▶ Problem description: Report how many lines in the records below contain the word "subject". Nothing else belongs in the answer.

[Excerpts from a dataset]
········

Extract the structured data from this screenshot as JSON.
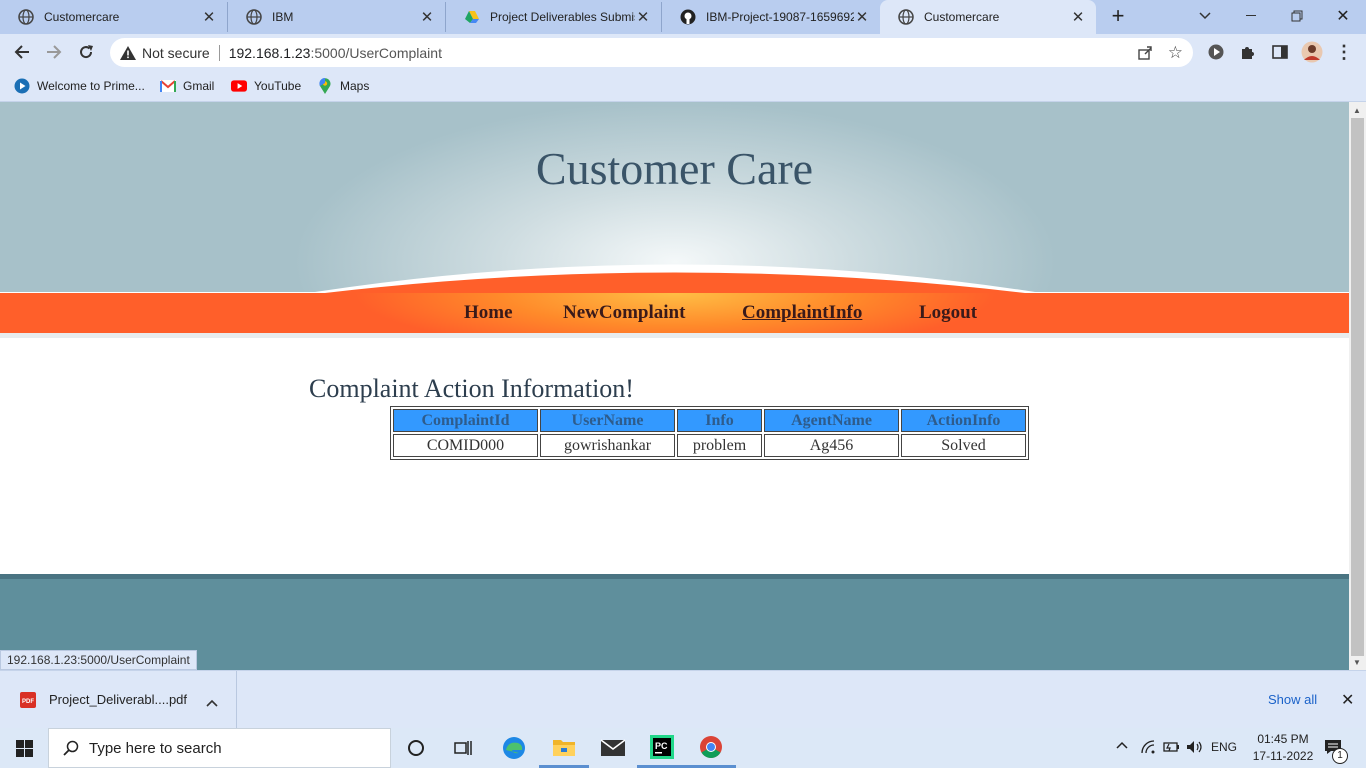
{
  "browser": {
    "tabs": [
      {
        "title": "Customercare",
        "active": false
      },
      {
        "title": "IBM",
        "active": false
      },
      {
        "title": "Project Deliverables Submissi",
        "active": false
      },
      {
        "title": "IBM-Project-19087-1659692",
        "active": false
      },
      {
        "title": "Customercare",
        "active": true
      }
    ],
    "security_label": "Not secure",
    "url_host": "192.168.1.23",
    "url_path": ":5000/UserComplaint",
    "bookmarks": [
      "Welcome to Prime...",
      "Gmail",
      "YouTube",
      "Maps"
    ]
  },
  "site": {
    "title": "Customer Care",
    "nav": [
      {
        "label": "Home",
        "current": false
      },
      {
        "label": "NewComplaint",
        "current": false
      },
      {
        "label": "ComplaintInfo",
        "current": true
      },
      {
        "label": "Logout",
        "current": false
      }
    ],
    "content_title": "Complaint Action Information!",
    "table": {
      "headers": [
        "ComplaintId",
        "UserName",
        "Info",
        "AgentName",
        "ActionInfo"
      ],
      "rows": [
        [
          "COMID000",
          "gowrishankar",
          "problem",
          "Ag456",
          "Solved"
        ]
      ]
    },
    "status_url": "192.168.1.23:5000/UserComplaint"
  },
  "downloads": {
    "file_name": "Project_Deliverabl....pdf",
    "show_all": "Show all"
  },
  "taskbar": {
    "search_placeholder": "Type here to search",
    "lang": "ENG",
    "time": "01:45 PM",
    "date": "17-11-2022",
    "notification_count": "1"
  },
  "colors": {
    "nav_orange": "#ff5f2a",
    "table_header": "#3399ff",
    "footer": "#5f8f9c"
  }
}
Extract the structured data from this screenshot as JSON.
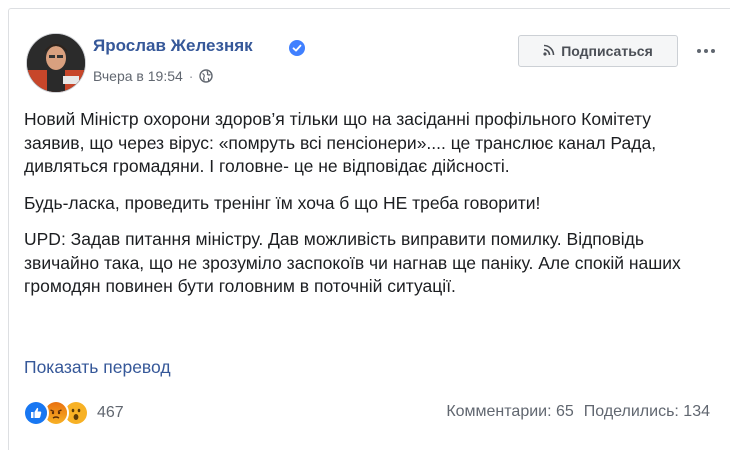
{
  "post": {
    "author": "Ярослав Железняк",
    "time": "Вчера в 19:54",
    "subscribe_label": "Подписаться",
    "paragraphs": [
      "Новий Міністр охорони здоров’я тільки що на засіданні профільного Комітету заявив, що через вірус: «помруть всі пенсіонери».... це транслює канал Рада, дивляться громадяни. І головне- це не відповідає дійсності.",
      "Будь-ласка, проведить тренінг їм хоча б що НЕ треба говорити!",
      "UPD: Задав питання міністру. Дав можливість виправити помилку. Відповідь звичайно така, що не зрозуміло заспокоїв чи нагнав ще паніку. Але спокій наших громодян повинен бути головним в поточній ситуації."
    ],
    "translate_label": "Показать перевод"
  },
  "footer": {
    "reaction_count": "467",
    "comments": "Комментарии: 65",
    "shares": "Поделились: 134"
  },
  "icons": {
    "verified": "verified-badge-icon",
    "globe": "globe-icon",
    "rss": "rss-icon",
    "more": "more-dots-icon",
    "reactions": [
      "like-reaction-icon",
      "angry-reaction-icon",
      "wow-reaction-icon"
    ]
  },
  "colors": {
    "link": "#365899",
    "meta": "#616770",
    "verified": "#4080ff",
    "like": "#1877f2",
    "angry": "#e9710f",
    "wow": "#f7b125"
  }
}
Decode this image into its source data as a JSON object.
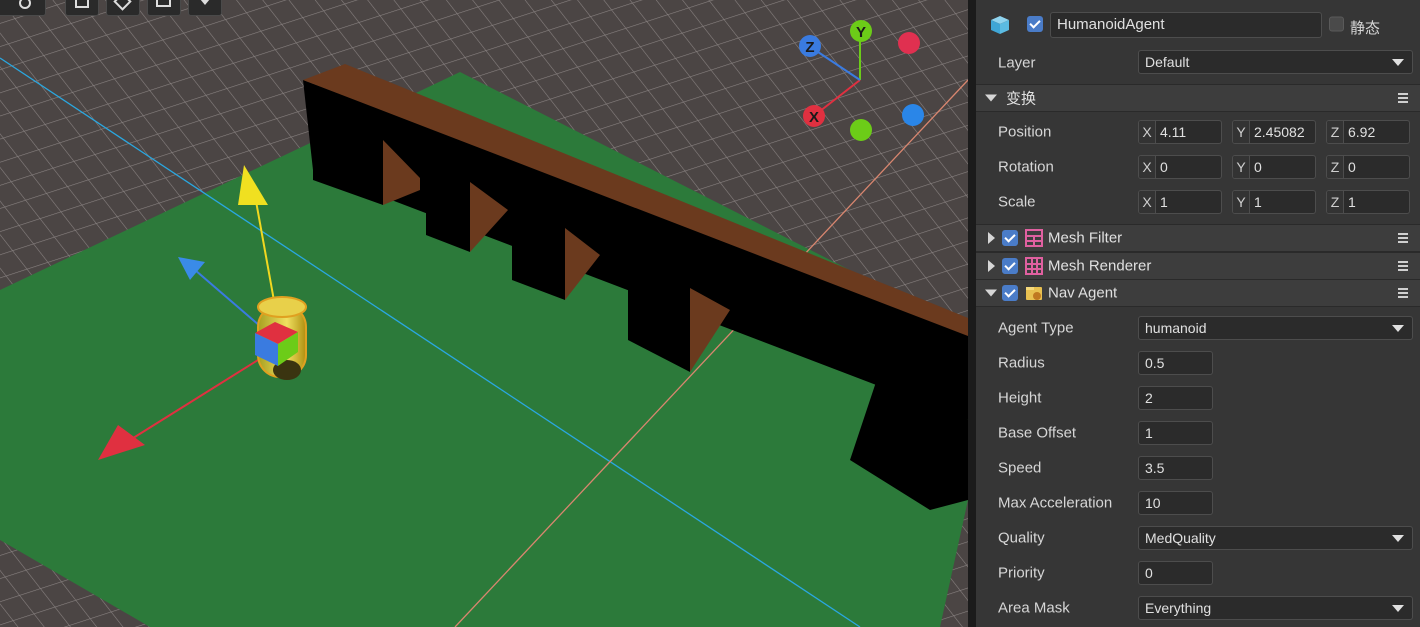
{
  "colors": {
    "ground": "#4b4544",
    "grass": "#2c7a3a",
    "wall_top": "#6b3a1e",
    "accent_check": "#4a7cc8",
    "gizmo_x": "#e03040",
    "gizmo_y": "#f0d820",
    "gizmo_z": "#3a7be0",
    "gizmo_green": "#6ccc18"
  },
  "viewport": {
    "gizmo_labels": {
      "x": "X",
      "y": "Y",
      "z": "Z"
    }
  },
  "inspector": {
    "object": {
      "name": "HumanoidAgent",
      "static_label": "静态",
      "icon": "cube-icon"
    },
    "layer": {
      "label": "Layer",
      "value": "Default"
    },
    "transform": {
      "title": "变换",
      "position": {
        "label": "Position",
        "x": "4.11",
        "y": "2.45082",
        "z": "6.92"
      },
      "rotation": {
        "label": "Rotation",
        "x": "0",
        "y": "0",
        "z": "0"
      },
      "scale": {
        "label": "Scale",
        "x": "1",
        "y": "1",
        "z": "1"
      },
      "axis_x": "X",
      "axis_y": "Y",
      "axis_z": "Z"
    },
    "components": [
      {
        "title": "Mesh Filter",
        "icon": "mesh-filter-icon"
      },
      {
        "title": "Mesh Renderer",
        "icon": "mesh-renderer-icon"
      },
      {
        "title": "Nav Agent",
        "icon": "nav-agent-icon"
      }
    ],
    "nav_agent": {
      "agent_type": {
        "label": "Agent Type",
        "value": "humanoid"
      },
      "radius": {
        "label": "Radius",
        "value": "0.5"
      },
      "height": {
        "label": "Height",
        "value": "2"
      },
      "base_offset": {
        "label": "Base Offset",
        "value": "1"
      },
      "speed": {
        "label": "Speed",
        "value": "3.5"
      },
      "max_acceleration": {
        "label": "Max Acceleration",
        "value": "10"
      },
      "quality": {
        "label": "Quality",
        "value": "MedQuality"
      },
      "priority": {
        "label": "Priority",
        "value": "0"
      },
      "area_mask": {
        "label": "Area Mask",
        "value": "Everything"
      }
    }
  }
}
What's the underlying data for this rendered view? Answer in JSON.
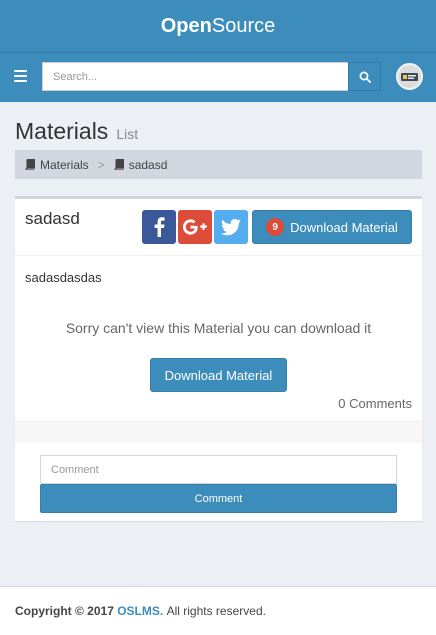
{
  "header": {
    "brand_bold": "Open",
    "brand_rest": "Source"
  },
  "navbar": {
    "search_placeholder": "Search..."
  },
  "page": {
    "title": "Materials",
    "subtitle": "List"
  },
  "breadcrumb": {
    "items": [
      {
        "label": "Materials"
      },
      {
        "label": "sadasd"
      }
    ],
    "separator": ">"
  },
  "material": {
    "title": "sadasd",
    "description": "sadasdasdas",
    "notice": "Sorry can't view this Material you can download it",
    "download_label": "Download Material",
    "download_count": "9",
    "comments_count": "0 Comments"
  },
  "comment_form": {
    "placeholder": "Comment",
    "button_label": "Comment"
  },
  "footer": {
    "copyright": "Copyright © 2017",
    "site": "OSLMS.",
    "rights": "All rights reserved."
  },
  "colors": {
    "primary": "#3c8dbc",
    "facebook": "#3b5998",
    "google_plus": "#dd4b39",
    "twitter": "#55acee",
    "badge": "#dd4b39"
  },
  "icons": {
    "menu": "hamburger-icon",
    "search": "search-icon",
    "book": "book-icon",
    "facebook": "facebook-icon",
    "google_plus": "google-plus-icon",
    "twitter": "twitter-icon"
  }
}
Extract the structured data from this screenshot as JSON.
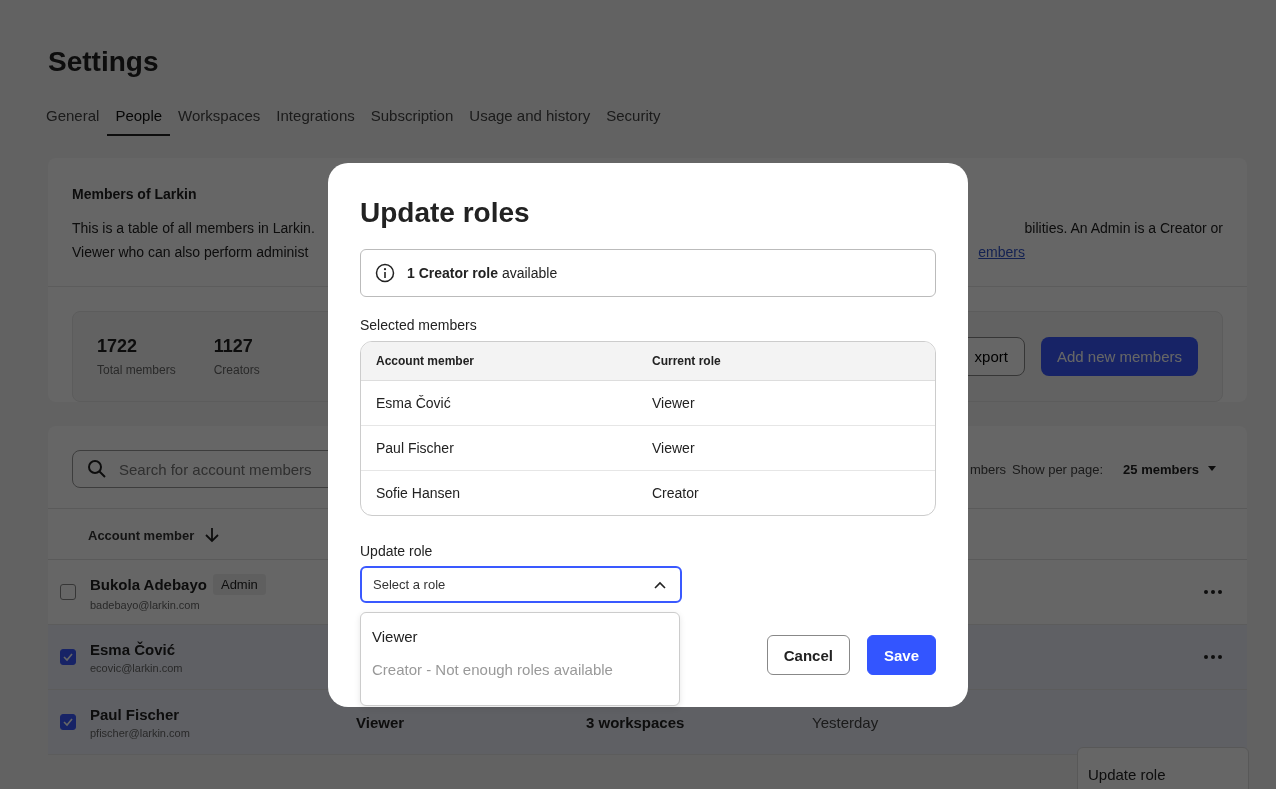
{
  "page": {
    "title": "Settings"
  },
  "tabs": [
    {
      "label": "General",
      "selected": false
    },
    {
      "label": "People",
      "selected": true
    },
    {
      "label": "Workspaces",
      "selected": false
    },
    {
      "label": "Integrations",
      "selected": false
    },
    {
      "label": "Subscription",
      "selected": false
    },
    {
      "label": "Usage and history",
      "selected": false
    },
    {
      "label": "Security",
      "selected": false
    }
  ],
  "members_card": {
    "heading": "Members of Larkin",
    "line_1_left": "This is a table of all members in Larkin.",
    "line_1_right": "bilities. An Admin is a Creator or",
    "line_2_left": "Viewer who can also perform administ",
    "link": "embers",
    "stats": [
      {
        "value": "1722",
        "label": "Total members"
      },
      {
        "value": "1127",
        "label": "Creators"
      }
    ],
    "export_button": "xport",
    "add_button": "Add new members"
  },
  "table_card": {
    "search": {
      "placeholder": "Search for account members"
    },
    "count_text": "mbers",
    "per_page_label": "Show per page:",
    "per_page_value": "25 members",
    "sort_column": "Account member",
    "rows": [
      {
        "name": "Bukola Adebayo",
        "badge": "Admin",
        "email": "badebayo@larkin.com",
        "checked": false,
        "role": "",
        "workspaces": "",
        "last_active": "",
        "menu": true
      },
      {
        "name": "Esma Čović",
        "badge": "",
        "email": "ecovic@larkin.com",
        "checked": true,
        "role": "",
        "workspaces": "",
        "last_active": "",
        "menu": true
      },
      {
        "name": "Paul Fischer",
        "badge": "",
        "email": "pfischer@larkin.com",
        "checked": true,
        "role": "Viewer",
        "workspaces": "3 workspaces",
        "last_active": "Yesterday",
        "menu": false
      }
    ],
    "context_menu": {
      "items": [
        "Update role"
      ]
    }
  },
  "modal": {
    "title": "Update roles",
    "info": "**1 Creator role** available",
    "selected_label": "Selected members",
    "columns": [
      "Account member",
      "Current role"
    ],
    "members": [
      {
        "name": "Esma Čović",
        "role": "Viewer"
      },
      {
        "name": "Paul Fischer",
        "role": "Viewer"
      },
      {
        "name": "Sofie Hansen",
        "role": "Creator"
      }
    ],
    "role_label": "Update role",
    "role_select": {
      "placeholder": "Select a role",
      "expanded": true
    },
    "options": [
      {
        "label": "Viewer",
        "disabled": false
      },
      {
        "label": "Creator - Not enough roles available",
        "disabled": true
      }
    ],
    "buttons": [
      {
        "label": "Cancel",
        "kind": "secondary"
      },
      {
        "label": "Save",
        "kind": "primary"
      }
    ]
  }
}
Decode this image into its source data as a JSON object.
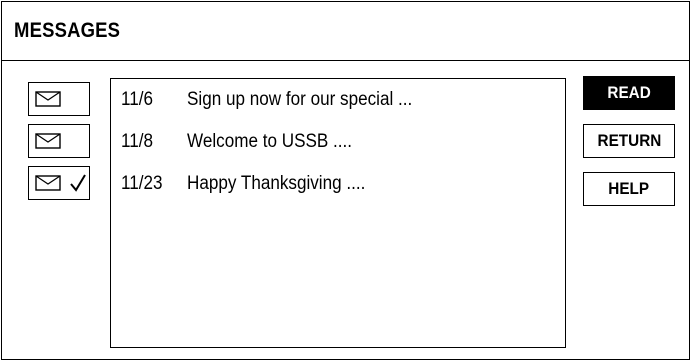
{
  "window": {
    "title": "MESSAGES"
  },
  "messages": [
    {
      "date": "11/6",
      "subject": "Sign up now for our special ...",
      "read": false
    },
    {
      "date": "11/8",
      "subject": "Welcome to USSB ....",
      "read": false
    },
    {
      "date": "11/23",
      "subject": "Happy Thanksgiving ....",
      "read": true
    }
  ],
  "icons": {
    "message": "envelope-icon",
    "read_marker": "checkmark-icon"
  },
  "buttons": {
    "read": "READ",
    "return": "RETURN",
    "help": "HELP"
  },
  "colors": {
    "active_button_bg": "#000000",
    "active_button_fg": "#ffffff"
  }
}
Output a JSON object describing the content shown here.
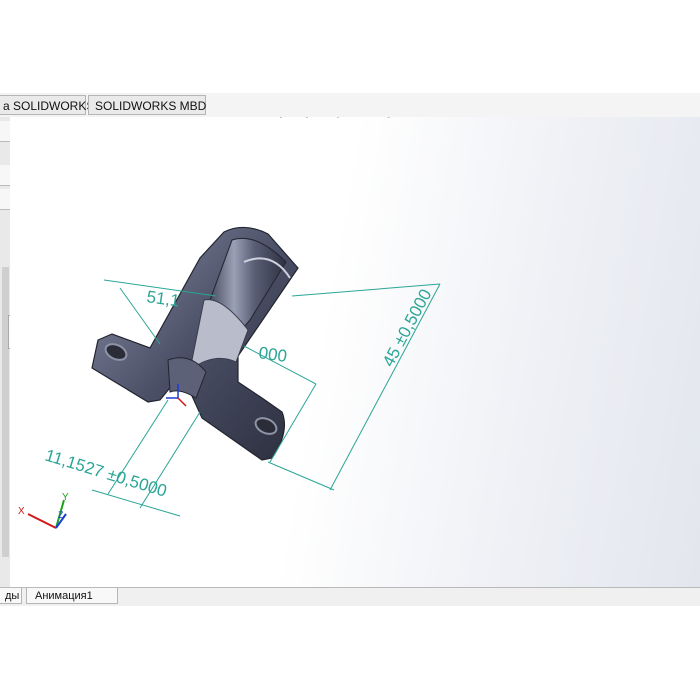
{
  "tabs": [
    "а SOLIDWORKS",
    "SOLIDWORKS MBD"
  ],
  "bottom_tabs": [
    "ды",
    "Анимация1"
  ],
  "headsup_toolbar": [
    "zoom-to-fit-icon",
    "zoom-to-area-icon",
    "previous-view-icon",
    "section-view-icon",
    "dynamic-annotation-icon",
    "view-orientation-icon",
    "display-style-icon",
    "hide-show-icon",
    "edit-appearance-icon",
    "apply-scene-icon",
    "view-settings-icon"
  ],
  "dimensions": {
    "d1": "51,1",
    "d2": "000",
    "d3": "45 ±0,5000",
    "d4": "11,1527 ±0,5000"
  },
  "triad": {
    "x": "X",
    "y": "Y",
    "z": "Z"
  },
  "colors": {
    "dimension": "#2aa596",
    "part": "#4a4f63",
    "background": "#ffffff"
  }
}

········

▶ Solution below: 3